The 93-year old Gerald Ford went into the hospital at least four times this year, so the death this week of our longest-living President didn’t surprise me. But his career has long interested me greatly. As our first person selected as Vice-President and then President under the 25th Amendment, rather than elected, the House minority leader didn’t much have a lot of political leverage.

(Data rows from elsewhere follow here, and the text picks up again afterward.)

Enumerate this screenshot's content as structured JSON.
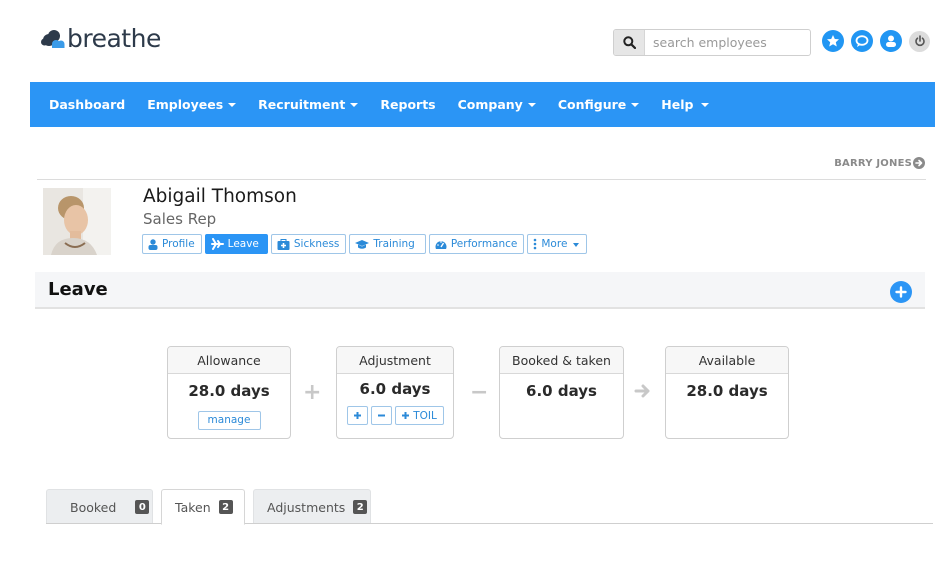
{
  "brand": {
    "name": "breathe",
    "accent": "#2b95f5"
  },
  "search": {
    "placeholder": "search employees",
    "value": ""
  },
  "top_icons": [
    "star-icon",
    "chat-icon",
    "user-icon",
    "power-icon"
  ],
  "nav": {
    "items": [
      {
        "label": "Dashboard",
        "dropdown": false
      },
      {
        "label": "Employees",
        "dropdown": true
      },
      {
        "label": "Recruitment",
        "dropdown": true
      },
      {
        "label": "Reports",
        "dropdown": false
      },
      {
        "label": "Company",
        "dropdown": true
      },
      {
        "label": "Configure",
        "dropdown": true
      },
      {
        "label": "Help",
        "dropdown": true
      }
    ]
  },
  "current_user": {
    "name": "BARRY JONES"
  },
  "employee": {
    "name": "Abigail Thomson",
    "role": "Sales Rep",
    "tabs": [
      {
        "label": "Profile",
        "icon": "user-icon",
        "active": false
      },
      {
        "label": "Leave",
        "icon": "plane-icon",
        "active": true
      },
      {
        "label": "Sickness",
        "icon": "medkit-icon",
        "active": false
      },
      {
        "label": "Training",
        "icon": "graduation-cap-icon",
        "active": false
      },
      {
        "label": "Performance",
        "icon": "dashboard-icon",
        "active": false
      },
      {
        "label": "More",
        "icon": "vertical-ellipsis-icon",
        "active": false,
        "dropdown": true
      }
    ]
  },
  "section": {
    "title": "Leave"
  },
  "summary": {
    "allowance": {
      "label": "Allowance",
      "value": "28.0 days",
      "button": "manage"
    },
    "adjustment": {
      "label": "Adjustment",
      "value": "6.0 days",
      "buttons": [
        "+",
        "−",
        "TOIL"
      ]
    },
    "booked_taken": {
      "label": "Booked & taken",
      "value": "6.0 days"
    },
    "available": {
      "label": "Available",
      "value": "28.0 days"
    }
  },
  "list_tabs": [
    {
      "label": "Booked",
      "count": "0",
      "active": false
    },
    {
      "label": "Taken",
      "count": "2",
      "active": true
    },
    {
      "label": "Adjustments",
      "count": "2",
      "active": false
    }
  ]
}
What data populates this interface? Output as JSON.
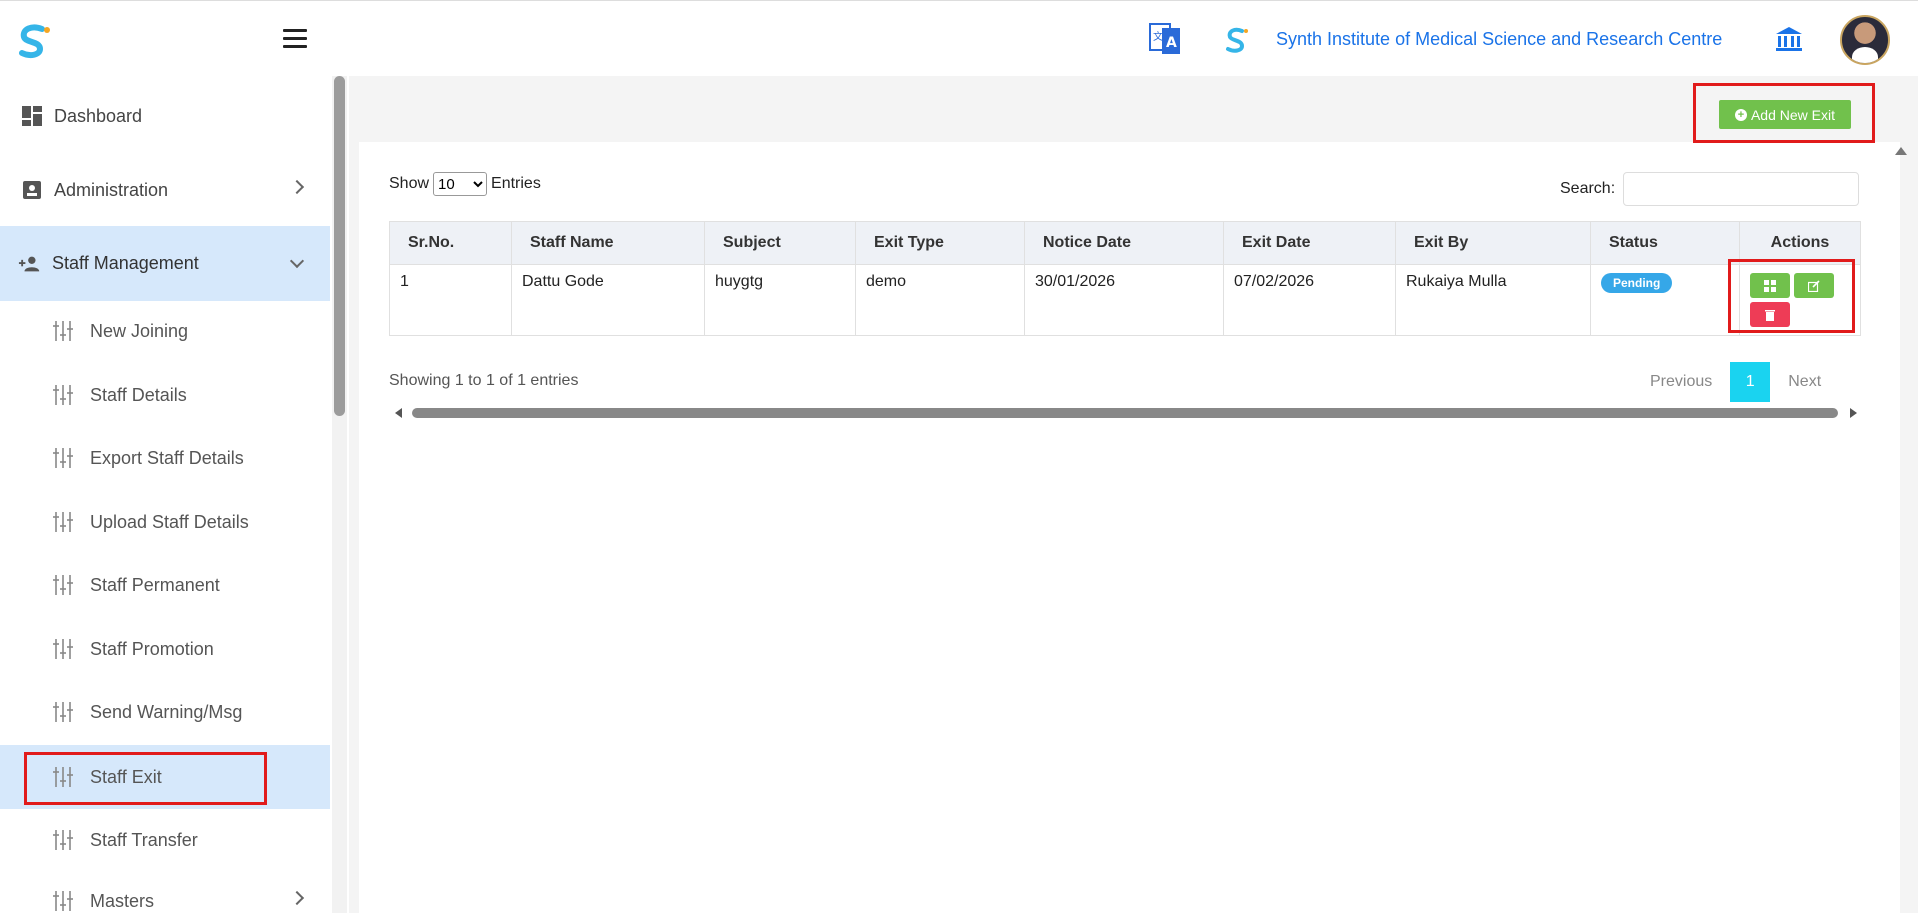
{
  "header": {
    "institute_name": "Synth Institute of Medical Science and Research Centre",
    "icons": [
      "logo-icon",
      "hamburger-icon",
      "translate-icon",
      "institute-logo-icon",
      "bank-icon",
      "avatar"
    ]
  },
  "sidebar": {
    "items": [
      {
        "label": "Dashboard",
        "icon": "dashboard-icon"
      },
      {
        "label": "Administration",
        "icon": "contact-card-icon"
      },
      {
        "label": "Staff Management",
        "icon": "users-add-icon"
      }
    ],
    "sub_items": [
      {
        "label": "New Joining"
      },
      {
        "label": "Staff Details"
      },
      {
        "label": "Export Staff Details"
      },
      {
        "label": "Upload Staff Details"
      },
      {
        "label": "Staff Permanent"
      },
      {
        "label": "Staff Promotion"
      },
      {
        "label": "Send Warning/Msg"
      },
      {
        "label": "Staff Exit"
      },
      {
        "label": "Staff Transfer"
      },
      {
        "label": "Masters"
      }
    ],
    "accent": "#d6e8fb"
  },
  "toolbar": {
    "add_label": "Add New Exit",
    "add_color": "#71c14c"
  },
  "table_controls": {
    "show_label": "Show",
    "entries_label": "Entries",
    "entries_value": "10",
    "search_label": "Search:"
  },
  "table": {
    "headers": [
      "Sr.No.",
      "Staff Name",
      "Subject",
      "Exit Type",
      "Notice Date",
      "Exit Date",
      "Exit By",
      "Status",
      "Actions"
    ],
    "rows": [
      {
        "sr_no": "1",
        "staff_name": "Dattu Gode",
        "subject": "huygtg",
        "exit_type": "demo",
        "notice_date": "30/01/2026",
        "exit_date": "07/02/2026",
        "exit_by": "Rukaiya Mulla",
        "status": "Pending"
      }
    ]
  },
  "footer": {
    "showing_text": "Showing 1 to 1 of 1 entries",
    "previous": "Previous",
    "page": "1",
    "next": "Next"
  },
  "colors": {
    "brand_blue": "#1a73e8",
    "status_badge": "#35a7e8",
    "delete_red": "#ee3c56",
    "highlight_red": "#e11b1b"
  }
}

The whole Ford Memoirs Behind the Nixon Pardon thing led to an interesting, and for Ford’s legacy, a rather sad court case. In HARPER & ROW, PUBLISHERS, INC. v. NATION ENTERPRISES, 471 U.S. 539 (1985), Time magazine had an exclusive right to excerpt from Ford’s memoirs. Nation magazine wrote a news story of 300-400 words about it. Normally, that wouldn’t be an issue (fair use), but since they focused on the Nixon pardon, which was the only thing that anyone really cared about, it led to the resulting lawsuit.
On one hand, I felt sorry for the man. Ford had two offers, from the Green Bay Packers and the Detroit Lions, to play professional football when he graduated from Michigan in 1935… Ford could have gone league. “I wish I could’ve played one year for either the Lions or the Packers…”. If he had, maybe he wouldn’t have been so easily painted as a klutz by the press and most notably by Chevy Chase on Saturday Night Live. (I read on AOL that Chase is now saying very nice things about Ford.)
On the other hand, he was responsible in large part for the success of two members of the GWB administration, one current and the other recent. He made a rising young administrator in the Nixon cabinet, Donald Rumsfeld, his chief of staff in 1974. In 1975, when Rumsfeld moved to the Pentagon to become the nation’s youngest secretary of defense, Ford appointed a still younger White House staffer, Dick Cheney, to succeed him. Had Gerald Ford been still alive, I might have called this piece, “I blame Gerald Ford”. But it’s still hard for me to speak ill of the dead.
At least he’ll be eligible to be on a coin in 2016.